Another travel portal, Hutchison-Priceline, is also expected to delay its launch until next year. It will be the third time this year the Hutchison Whampoa-backed travel portal has postponed its launch.
A source close to Hutchison-Priceline said getting the portal and services right when it launched was crucial. Otherwise, customers would be upset and not come back.
'It is not merely a question of having a ready product. It is about having a product that is so perfect that consumers will like it at once and use it again. That takes an incredible amount of work,' the source said.
Mr Bordat said Zuji.com and its partner airlines were confident the online travel services model was viable.
'Sure, the model itself is a good model. If you look at where travel is involved in consumer e-commerce, it is doing far better than any other e-commerce sector. When air travel picks up again, we believe that online agencies will be the first to gain once the buying wave gets back,' he said.
Travel is the biggest single category of online purchases by US consumers, accounting for US$4 billion in sales in 1999 and forecast to grow to US$29 billion in 2003. The online travel services opportunities in Asia are projected to grow as quickly in the next three years.
When Zuji.com launches next year, Mr Bordat said: 'You will get functionality on the site, which you don't find on travel sites in Asia. We will have a feature that lets you see fares going up or down or just if it passes a certain threshold.
'Another feature is the site will automatically send you an e-mail when the fare goes below X number of dollars. We will launch with more features than we first planned.'
In the US, several travel sites including Biztravel.com have shut down because of the decline in air travel as a result of the terrorist attacks in New York.
Leading travel sites such as Expedia.com, Travelocity and Priceline.com have reported a depressed market despite the peak Christmas holiday season.
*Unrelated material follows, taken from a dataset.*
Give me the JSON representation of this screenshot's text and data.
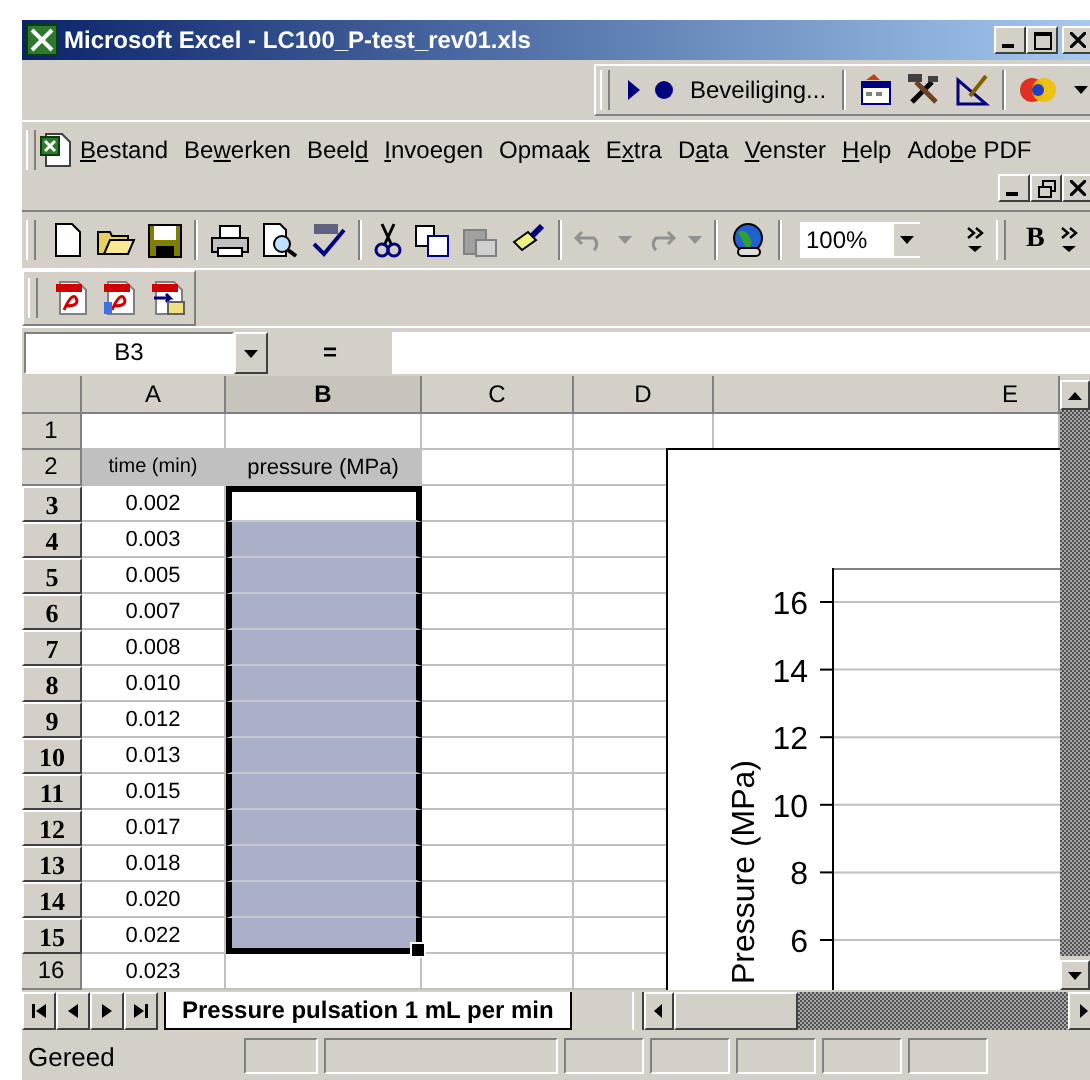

In Hong Kong, travel portal Ebookit.com closed down earlier this year due to a lack of revenues to fund the operation.